Provident Savings Life Assur. Soc'y v. Kentucky, 239 U.S. 103 (1915)
Provident Savings Life Assurance Society v. Kentucky
Argued October 20, 21, 1915
Decided November 15, 1915
239 U.S. 103
The state court, having placed its decision sustaining a tax on the ground that the corporation taxed was doing business within the state, and hence liable under the statute taxing corporations carrying on business, this Court need only consider the question of whether the company was so transacting business as to render it subject to the taxing power of the state, and need not consider whether another statute under which the tax might have been levied was unconstitutional as impairing the obligation of the legislative contract under which the corporation entered the state.
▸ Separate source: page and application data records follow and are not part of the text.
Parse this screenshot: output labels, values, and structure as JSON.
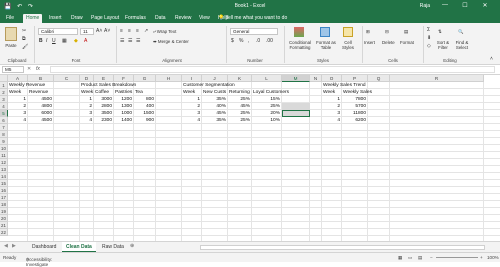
{
  "window": {
    "title": "Book1 - Excel",
    "user": "Raja",
    "controls": [
      "—",
      "☐",
      "✕"
    ]
  },
  "tabs": [
    "File",
    "Home",
    "Insert",
    "Draw",
    "Page Layout",
    "Formulas",
    "Data",
    "Review",
    "View",
    "Help"
  ],
  "active_tab": "Home",
  "tell_me": "Tell me what you want to do",
  "ribbon": {
    "paste": "Paste",
    "clipboard": "Clipboard",
    "font_name": "Calibri",
    "font_size": "11",
    "font_group": "Font",
    "wrap_text": "Wrap Text",
    "merge_center": "Merge & Center",
    "alignment": "Alignment",
    "number_format": "General",
    "number_group": "Number",
    "conditional_formatting": "Conditional Formatting",
    "format_as_table": "Format as Table",
    "cell_styles": "Cell Styles",
    "styles": "Styles",
    "insert": "Insert",
    "delete": "Delete",
    "format": "Format",
    "cells": "Cells",
    "sort_filter": "Sort & Filter",
    "find_select": "Find & Select",
    "editing": "Editing"
  },
  "formula_bar": {
    "name_box": "M5",
    "fx": "fx",
    "content": ""
  },
  "columns": [
    "A",
    "B",
    "C",
    "D",
    "E",
    "F",
    "G",
    "H",
    "I",
    "J",
    "K",
    "L",
    "M",
    "N",
    "O",
    "P",
    "Q",
    "R"
  ],
  "rows": [
    "1",
    "2",
    "3",
    "4",
    "5",
    "6",
    "7",
    "8",
    "9",
    "10",
    "11",
    "12",
    "13",
    "14",
    "15",
    "16",
    "17",
    "18",
    "19",
    "20",
    "21",
    "22"
  ],
  "cells": {
    "weekly_revenue": {
      "title": "Weekly Revenue",
      "headers": [
        "Week",
        "Revenue"
      ],
      "rows": [
        [
          "1",
          "4500"
        ],
        [
          "2",
          "4800"
        ],
        [
          "3",
          "6000"
        ],
        [
          "4",
          "4500"
        ]
      ]
    },
    "product_sales": {
      "title": "Product Sales Breakdown",
      "headers": [
        "Week",
        "Coffee",
        "Pastries",
        "Tea"
      ],
      "rows": [
        [
          "1",
          "3000",
          "1200",
          "800"
        ],
        [
          "2",
          "2800",
          "1300",
          "400"
        ],
        [
          "3",
          "3500",
          "1000",
          "1500"
        ],
        [
          "4",
          "2300",
          "1400",
          "900"
        ]
      ]
    },
    "customer_segmentation": {
      "title": "Customer Segmentation",
      "headers": [
        "Week",
        "New Custs",
        "Returning",
        "Loyal Customers"
      ],
      "rows": [
        [
          "1",
          "35%",
          "25%",
          "15%"
        ],
        [
          "2",
          "40%",
          "45%",
          "25%"
        ],
        [
          "3",
          "45%",
          "25%",
          "20%"
        ],
        [
          "4",
          "35%",
          "25%",
          "10%"
        ]
      ]
    },
    "weekly_sales_trend": {
      "title": "Weekly Sales Trend",
      "headers": [
        "Week",
        "Weekly Sales"
      ],
      "rows": [
        [
          "1",
          "7800"
        ],
        [
          "2",
          "5700"
        ],
        [
          "3",
          "11800"
        ],
        [
          "4",
          "6200"
        ]
      ]
    }
  },
  "sheet_tabs": [
    "Dashboard",
    "Clean Data",
    "Raw Data"
  ],
  "active_sheet": "Clean Data",
  "status": {
    "ready": "Ready",
    "accessibility": "Accessibility: Investigate",
    "zoom": "100%"
  },
  "colors": {
    "accent": "#217346",
    "selected_fill": "#d9d9d9"
  }
}
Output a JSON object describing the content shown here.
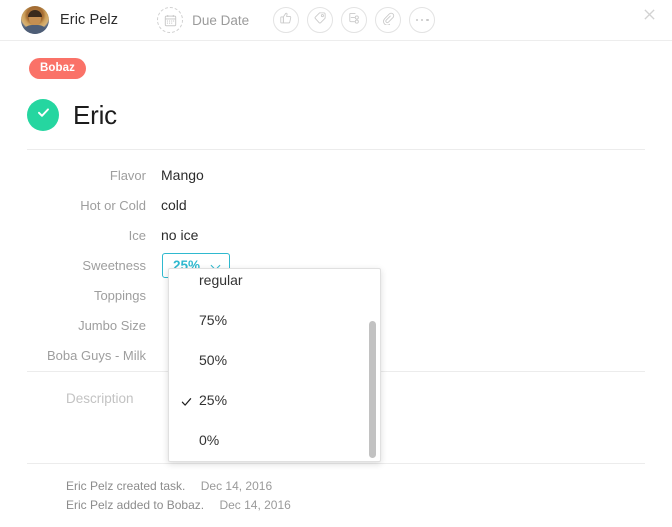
{
  "header": {
    "user_name": "Eric Pelz",
    "avatar_icon": "avatar",
    "due_date_label": "Due Date",
    "calendar_icon": "calendar-icon",
    "close_icon": "close-icon",
    "icon_buttons": [
      {
        "name": "like-icon",
        "label": "Like"
      },
      {
        "name": "tag-icon",
        "label": "Tag"
      },
      {
        "name": "subtask-icon",
        "label": "Subtask"
      },
      {
        "name": "attachment-icon",
        "label": "Attach"
      },
      {
        "name": "more-icon",
        "label": "More"
      }
    ]
  },
  "task": {
    "project_tag": "Bobaz",
    "tag_color": "#fa7268",
    "title": "Eric",
    "complete_color": "#25d6a0",
    "check_icon": "check-icon"
  },
  "fields": [
    {
      "label": "Flavor",
      "value": "Mango"
    },
    {
      "label": "Hot or Cold",
      "value": "cold"
    },
    {
      "label": "Ice",
      "value": "no ice"
    },
    {
      "label": "Sweetness",
      "value": "25%",
      "type": "select"
    },
    {
      "label": "Toppings",
      "value": ""
    },
    {
      "label": "Jumbo Size",
      "value": ""
    },
    {
      "label": "Boba Guys - Milk",
      "value": ""
    }
  ],
  "sweetness_select": {
    "selected": "25%",
    "accent_color": "#2fb9cf",
    "chevron_icon": "chevron-down-icon",
    "options": [
      {
        "label": "regular",
        "checked": false
      },
      {
        "label": "75%",
        "checked": false
      },
      {
        "label": "50%",
        "checked": false
      },
      {
        "label": "25%",
        "checked": true
      },
      {
        "label": "0%",
        "checked": false
      }
    ]
  },
  "description": {
    "placeholder": "Description"
  },
  "activity": [
    {
      "text": "Eric Pelz created task.",
      "date": "Dec 14, 2016"
    },
    {
      "text": "Eric Pelz added to Bobaz.",
      "date": "Dec 14, 2016"
    }
  ]
}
Whether acts done by a corporation at the time to which a tax relates are of such a nature as to subject it to the local authority on the ground that such acts can only be done with the permission of the state is a federal question, and this Court has authority to review the decision of the state court in that respect.
The principle that taxation without jurisdiction violates the due
process provision of the Fourteenth Amendment applies to the assertion of authority on the part of the state to exact a license tax for the privilege of doing acts beyond the sphere of local control.
The continuance of insurance contracts on the lives of residents of the state already written by the company does not depend upon the consent of the State, nor has a state the power to treat the mere continuance of the obligations of existing policies of insurance held by residents as the transaction of local business justifying the imposition of a privilege tax in the absence of actual conduct of business within the limits of the state. Equitable Life Assurance Society v. Pennsylvania, 238 U. S. 143, distinguished.
The imposition of taxes on premiums collected on policies on residents of Kentucky in pursuance of the statutes of that state after the company has ceased to do business therein held in this case to be an unconstitutional exercise of power under the due process provision of the Fourteenth Amendment.
160 Ky. 16 reversed.
The facts, which involve the constitutionality of a statute of Kentucky taxing insurance companies on premiums paid outside the state on policies on lives of residents of the state and the determination of what constitutes doing business within the state by an insurance company, are stated in the opinion.